- central nervous system diseases, elderly, infrastructure, land use, lifestyle, observational studies, socioeconomic status, transportation, walking, China
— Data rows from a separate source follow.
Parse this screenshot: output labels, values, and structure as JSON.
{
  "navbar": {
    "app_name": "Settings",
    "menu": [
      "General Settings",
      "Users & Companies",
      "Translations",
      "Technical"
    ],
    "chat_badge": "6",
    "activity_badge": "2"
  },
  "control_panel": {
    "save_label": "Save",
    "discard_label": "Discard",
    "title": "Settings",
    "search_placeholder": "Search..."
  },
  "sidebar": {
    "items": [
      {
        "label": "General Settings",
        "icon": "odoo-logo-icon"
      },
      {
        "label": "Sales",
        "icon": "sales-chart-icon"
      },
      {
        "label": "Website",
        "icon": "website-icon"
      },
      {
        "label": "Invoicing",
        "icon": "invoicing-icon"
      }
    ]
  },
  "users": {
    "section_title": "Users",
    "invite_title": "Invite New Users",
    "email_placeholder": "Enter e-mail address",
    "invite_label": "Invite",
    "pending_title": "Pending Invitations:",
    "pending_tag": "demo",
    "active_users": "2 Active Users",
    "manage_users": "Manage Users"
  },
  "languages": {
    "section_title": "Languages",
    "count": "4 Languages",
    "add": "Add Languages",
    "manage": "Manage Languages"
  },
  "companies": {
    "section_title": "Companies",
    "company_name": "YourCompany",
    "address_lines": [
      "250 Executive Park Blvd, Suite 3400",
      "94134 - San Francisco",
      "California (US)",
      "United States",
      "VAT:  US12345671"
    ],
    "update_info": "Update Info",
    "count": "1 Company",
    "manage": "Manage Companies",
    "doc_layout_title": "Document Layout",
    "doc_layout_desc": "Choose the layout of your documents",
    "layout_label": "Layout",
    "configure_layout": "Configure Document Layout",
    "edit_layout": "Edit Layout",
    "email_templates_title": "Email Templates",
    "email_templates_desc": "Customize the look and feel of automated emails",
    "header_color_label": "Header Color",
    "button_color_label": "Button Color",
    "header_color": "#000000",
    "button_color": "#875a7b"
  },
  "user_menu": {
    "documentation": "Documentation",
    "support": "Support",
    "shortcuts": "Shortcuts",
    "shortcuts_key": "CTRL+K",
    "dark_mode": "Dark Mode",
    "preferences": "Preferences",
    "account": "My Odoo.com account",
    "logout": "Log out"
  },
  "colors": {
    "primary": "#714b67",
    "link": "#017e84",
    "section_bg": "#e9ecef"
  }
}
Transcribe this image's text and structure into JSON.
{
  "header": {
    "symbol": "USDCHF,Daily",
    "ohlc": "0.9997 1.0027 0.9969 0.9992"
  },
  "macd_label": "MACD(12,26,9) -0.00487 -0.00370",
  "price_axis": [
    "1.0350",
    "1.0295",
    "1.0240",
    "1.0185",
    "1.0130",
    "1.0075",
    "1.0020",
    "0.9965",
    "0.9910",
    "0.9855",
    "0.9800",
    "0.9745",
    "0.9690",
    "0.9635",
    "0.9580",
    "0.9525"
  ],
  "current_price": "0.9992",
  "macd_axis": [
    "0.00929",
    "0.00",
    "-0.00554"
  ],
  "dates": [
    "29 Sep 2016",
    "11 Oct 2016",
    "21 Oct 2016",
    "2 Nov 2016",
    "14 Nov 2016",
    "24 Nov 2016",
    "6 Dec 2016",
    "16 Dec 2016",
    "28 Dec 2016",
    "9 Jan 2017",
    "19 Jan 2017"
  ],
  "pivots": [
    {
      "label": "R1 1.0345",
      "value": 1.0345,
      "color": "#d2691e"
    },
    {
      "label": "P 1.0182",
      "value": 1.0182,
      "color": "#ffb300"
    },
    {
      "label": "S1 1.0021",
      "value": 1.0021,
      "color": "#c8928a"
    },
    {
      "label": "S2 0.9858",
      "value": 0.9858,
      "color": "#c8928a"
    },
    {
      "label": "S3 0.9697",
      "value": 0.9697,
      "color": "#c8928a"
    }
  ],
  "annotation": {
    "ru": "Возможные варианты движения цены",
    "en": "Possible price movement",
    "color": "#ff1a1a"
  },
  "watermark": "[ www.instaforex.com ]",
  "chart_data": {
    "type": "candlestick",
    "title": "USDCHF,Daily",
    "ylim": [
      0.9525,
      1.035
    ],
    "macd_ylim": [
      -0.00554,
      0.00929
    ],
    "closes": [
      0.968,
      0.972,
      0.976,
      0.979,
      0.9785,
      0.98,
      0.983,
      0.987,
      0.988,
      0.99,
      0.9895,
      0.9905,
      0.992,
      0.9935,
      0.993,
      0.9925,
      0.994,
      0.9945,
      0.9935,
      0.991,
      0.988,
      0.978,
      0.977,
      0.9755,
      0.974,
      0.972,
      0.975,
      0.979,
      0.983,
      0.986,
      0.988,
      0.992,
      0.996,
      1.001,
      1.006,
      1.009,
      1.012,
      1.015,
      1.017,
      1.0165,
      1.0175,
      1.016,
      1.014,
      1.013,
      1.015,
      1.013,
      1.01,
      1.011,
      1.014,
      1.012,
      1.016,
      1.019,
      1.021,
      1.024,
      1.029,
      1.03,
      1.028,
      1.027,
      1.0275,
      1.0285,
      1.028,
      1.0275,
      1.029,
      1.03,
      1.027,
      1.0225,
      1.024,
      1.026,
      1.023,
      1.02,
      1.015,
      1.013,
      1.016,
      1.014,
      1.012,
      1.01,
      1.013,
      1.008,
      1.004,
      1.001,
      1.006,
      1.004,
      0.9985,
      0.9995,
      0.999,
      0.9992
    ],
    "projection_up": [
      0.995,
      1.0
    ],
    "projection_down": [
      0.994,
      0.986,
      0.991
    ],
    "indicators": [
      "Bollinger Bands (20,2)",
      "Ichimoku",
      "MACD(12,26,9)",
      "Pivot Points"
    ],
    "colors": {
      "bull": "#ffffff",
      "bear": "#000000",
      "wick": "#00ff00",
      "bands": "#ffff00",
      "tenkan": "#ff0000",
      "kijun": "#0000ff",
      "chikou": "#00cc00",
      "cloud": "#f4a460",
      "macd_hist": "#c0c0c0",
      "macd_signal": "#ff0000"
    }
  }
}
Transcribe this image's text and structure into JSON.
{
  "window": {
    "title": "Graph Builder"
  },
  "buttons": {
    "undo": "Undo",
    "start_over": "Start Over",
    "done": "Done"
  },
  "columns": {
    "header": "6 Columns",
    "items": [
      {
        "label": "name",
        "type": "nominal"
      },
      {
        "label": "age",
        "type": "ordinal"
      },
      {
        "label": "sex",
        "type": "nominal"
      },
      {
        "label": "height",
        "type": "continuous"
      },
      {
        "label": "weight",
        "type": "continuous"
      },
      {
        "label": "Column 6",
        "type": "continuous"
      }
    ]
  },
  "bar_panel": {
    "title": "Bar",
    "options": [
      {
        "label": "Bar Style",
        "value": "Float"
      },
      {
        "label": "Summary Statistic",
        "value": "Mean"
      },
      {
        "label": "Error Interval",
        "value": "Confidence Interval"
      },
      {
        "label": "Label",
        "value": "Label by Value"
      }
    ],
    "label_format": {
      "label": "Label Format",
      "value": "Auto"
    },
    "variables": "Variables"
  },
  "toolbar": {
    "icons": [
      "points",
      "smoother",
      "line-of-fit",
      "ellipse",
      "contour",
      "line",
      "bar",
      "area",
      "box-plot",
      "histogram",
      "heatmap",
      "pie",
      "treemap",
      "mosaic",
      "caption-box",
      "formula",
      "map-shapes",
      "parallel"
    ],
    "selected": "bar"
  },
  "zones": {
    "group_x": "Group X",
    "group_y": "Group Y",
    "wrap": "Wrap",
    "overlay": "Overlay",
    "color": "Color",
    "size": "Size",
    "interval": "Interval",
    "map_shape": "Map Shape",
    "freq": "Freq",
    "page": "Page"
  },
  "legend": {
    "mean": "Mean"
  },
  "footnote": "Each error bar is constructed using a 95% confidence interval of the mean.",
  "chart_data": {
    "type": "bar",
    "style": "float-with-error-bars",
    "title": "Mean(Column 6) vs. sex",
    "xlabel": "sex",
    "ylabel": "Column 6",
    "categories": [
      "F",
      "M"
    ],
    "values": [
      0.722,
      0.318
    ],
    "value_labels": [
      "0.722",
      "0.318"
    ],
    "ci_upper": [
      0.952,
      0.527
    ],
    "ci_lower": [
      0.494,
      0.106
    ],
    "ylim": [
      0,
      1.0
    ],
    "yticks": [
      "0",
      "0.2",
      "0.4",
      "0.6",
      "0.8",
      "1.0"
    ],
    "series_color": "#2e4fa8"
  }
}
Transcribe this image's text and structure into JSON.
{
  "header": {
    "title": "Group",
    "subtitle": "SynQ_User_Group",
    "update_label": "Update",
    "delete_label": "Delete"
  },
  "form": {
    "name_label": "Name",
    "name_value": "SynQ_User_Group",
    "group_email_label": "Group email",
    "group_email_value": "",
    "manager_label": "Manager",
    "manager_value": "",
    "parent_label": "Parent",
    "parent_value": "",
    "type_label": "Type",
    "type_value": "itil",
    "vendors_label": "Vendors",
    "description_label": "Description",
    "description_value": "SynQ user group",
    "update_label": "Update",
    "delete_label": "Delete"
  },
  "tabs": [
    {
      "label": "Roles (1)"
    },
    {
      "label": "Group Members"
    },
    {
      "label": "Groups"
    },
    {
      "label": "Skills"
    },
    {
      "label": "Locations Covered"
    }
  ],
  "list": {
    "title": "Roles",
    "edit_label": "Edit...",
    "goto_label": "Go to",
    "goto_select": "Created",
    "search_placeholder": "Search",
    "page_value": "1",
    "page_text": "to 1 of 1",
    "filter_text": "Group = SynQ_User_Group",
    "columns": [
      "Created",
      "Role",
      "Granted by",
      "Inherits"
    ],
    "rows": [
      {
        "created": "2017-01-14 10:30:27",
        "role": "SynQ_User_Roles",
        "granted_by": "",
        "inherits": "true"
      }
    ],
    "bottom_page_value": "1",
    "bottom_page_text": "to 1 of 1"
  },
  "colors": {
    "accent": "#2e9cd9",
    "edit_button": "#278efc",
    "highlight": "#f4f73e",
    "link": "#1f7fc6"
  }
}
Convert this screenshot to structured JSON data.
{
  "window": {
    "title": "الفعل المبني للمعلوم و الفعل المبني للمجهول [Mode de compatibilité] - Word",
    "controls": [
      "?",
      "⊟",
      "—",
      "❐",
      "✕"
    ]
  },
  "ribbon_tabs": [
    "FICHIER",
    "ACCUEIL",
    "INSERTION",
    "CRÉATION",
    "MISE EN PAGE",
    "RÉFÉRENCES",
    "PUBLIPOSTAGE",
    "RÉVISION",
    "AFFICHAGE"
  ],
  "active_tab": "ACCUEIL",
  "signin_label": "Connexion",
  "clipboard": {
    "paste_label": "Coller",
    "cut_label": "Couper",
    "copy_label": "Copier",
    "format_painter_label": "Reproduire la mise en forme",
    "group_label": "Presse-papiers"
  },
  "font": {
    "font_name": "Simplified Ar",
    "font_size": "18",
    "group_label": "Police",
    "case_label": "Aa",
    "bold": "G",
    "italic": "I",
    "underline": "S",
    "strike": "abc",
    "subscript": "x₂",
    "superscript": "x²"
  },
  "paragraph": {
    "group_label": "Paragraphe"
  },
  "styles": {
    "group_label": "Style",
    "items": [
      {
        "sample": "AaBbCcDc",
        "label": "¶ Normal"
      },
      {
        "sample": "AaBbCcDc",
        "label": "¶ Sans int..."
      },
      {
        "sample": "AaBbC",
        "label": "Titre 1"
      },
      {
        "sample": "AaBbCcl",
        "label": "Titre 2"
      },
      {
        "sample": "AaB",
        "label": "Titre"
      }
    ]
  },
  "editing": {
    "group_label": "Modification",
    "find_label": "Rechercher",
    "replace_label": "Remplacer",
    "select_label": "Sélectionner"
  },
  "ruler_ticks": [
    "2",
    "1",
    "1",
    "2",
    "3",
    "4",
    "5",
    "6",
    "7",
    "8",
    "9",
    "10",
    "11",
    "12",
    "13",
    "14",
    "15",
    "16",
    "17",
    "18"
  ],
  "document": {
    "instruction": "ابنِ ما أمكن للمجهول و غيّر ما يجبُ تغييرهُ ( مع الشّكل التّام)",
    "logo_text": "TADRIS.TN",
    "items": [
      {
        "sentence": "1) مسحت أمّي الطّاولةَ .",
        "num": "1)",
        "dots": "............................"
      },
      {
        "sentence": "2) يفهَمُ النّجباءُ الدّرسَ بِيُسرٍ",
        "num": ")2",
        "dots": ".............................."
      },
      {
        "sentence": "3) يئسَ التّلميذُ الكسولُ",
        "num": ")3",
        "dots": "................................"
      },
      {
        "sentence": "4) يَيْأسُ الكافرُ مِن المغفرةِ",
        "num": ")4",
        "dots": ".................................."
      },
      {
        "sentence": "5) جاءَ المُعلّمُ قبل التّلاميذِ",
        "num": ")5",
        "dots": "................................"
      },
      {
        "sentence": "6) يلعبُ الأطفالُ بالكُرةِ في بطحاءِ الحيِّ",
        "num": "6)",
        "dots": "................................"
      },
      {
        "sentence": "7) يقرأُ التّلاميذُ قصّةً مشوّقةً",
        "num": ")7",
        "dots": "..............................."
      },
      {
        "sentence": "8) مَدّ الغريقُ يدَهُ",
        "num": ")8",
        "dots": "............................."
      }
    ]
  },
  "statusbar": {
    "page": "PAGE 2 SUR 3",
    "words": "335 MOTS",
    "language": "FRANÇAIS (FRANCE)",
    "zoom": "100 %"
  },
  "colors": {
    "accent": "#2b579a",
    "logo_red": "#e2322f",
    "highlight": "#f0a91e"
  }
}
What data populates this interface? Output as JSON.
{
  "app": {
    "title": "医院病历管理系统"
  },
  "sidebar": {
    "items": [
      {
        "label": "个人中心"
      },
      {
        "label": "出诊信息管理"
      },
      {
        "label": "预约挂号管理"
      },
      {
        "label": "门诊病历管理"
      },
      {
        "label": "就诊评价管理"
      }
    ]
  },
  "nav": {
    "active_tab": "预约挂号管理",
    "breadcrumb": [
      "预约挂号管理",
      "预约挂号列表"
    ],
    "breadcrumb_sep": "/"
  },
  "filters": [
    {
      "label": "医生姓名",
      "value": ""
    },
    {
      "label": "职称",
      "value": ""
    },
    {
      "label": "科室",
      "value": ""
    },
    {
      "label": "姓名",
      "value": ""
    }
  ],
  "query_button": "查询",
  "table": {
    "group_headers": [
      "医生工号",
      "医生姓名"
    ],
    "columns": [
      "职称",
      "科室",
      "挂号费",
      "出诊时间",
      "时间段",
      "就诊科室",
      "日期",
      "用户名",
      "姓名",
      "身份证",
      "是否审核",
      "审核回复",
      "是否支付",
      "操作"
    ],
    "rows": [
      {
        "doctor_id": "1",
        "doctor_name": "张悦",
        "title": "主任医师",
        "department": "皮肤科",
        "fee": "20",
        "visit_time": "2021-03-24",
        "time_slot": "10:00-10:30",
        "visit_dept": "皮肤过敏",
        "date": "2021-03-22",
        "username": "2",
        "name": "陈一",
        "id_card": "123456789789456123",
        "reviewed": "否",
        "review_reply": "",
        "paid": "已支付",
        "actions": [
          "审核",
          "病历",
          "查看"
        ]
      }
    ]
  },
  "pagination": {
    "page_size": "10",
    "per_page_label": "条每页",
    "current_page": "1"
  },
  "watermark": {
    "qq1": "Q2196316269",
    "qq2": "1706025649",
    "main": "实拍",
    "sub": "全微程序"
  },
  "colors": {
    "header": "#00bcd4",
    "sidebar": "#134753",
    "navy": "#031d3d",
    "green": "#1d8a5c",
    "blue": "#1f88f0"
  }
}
- The neighbourhood built environment may affect walking behaviour of elders. However, such effects remain underexplored, especially in an Asian context. We examined associations of perceived environmental attributes with overall and neighbourhood-specific walking for transport in a sample of Chinese elders residing in Hong Kong, an ultra-dense Chinese metropolis. Cross-sectional observational study using a two-stage stratified sampling strategy. Hong Kong, China. Chinese-speaking elders (n 484), with no cognitive impairment and able to walk without assistance, residing in thirty-two selected communities stratified by socio-economic status and walkability, were interviewer-administered validated measures of perceived neighbourhood environment and walking for transport. Much higher levels of transport-related walking (mean 569 (sd 452) min/week) than found in Western samples were reported. The degree of perceived access to shops, crowdedness, presence of sitting facilities and easy access of residential entrance were independently positively related to both frequency of overall and within-neighbourhood walking for transportation. Infrastructure for walking and access to public transport were predictive of higher frequency of transport-related walking irrespective of location, while the perceived degree of land-use mix was predictive of higher levels of within-neighbourhood walking. The provision of easy access to shops, residential entrances and sitting facilities in the neighbourhood may promote overall transport-related walking, while a good public transport network and pedestrian infrastructure linking destination-poor with destination-rich locations may compensate for the detrimental effects of living in less walkable neighbourhoods. Governmental investment in these micro- and macro-environmental features would help the promotion of an active lifestyle in elders.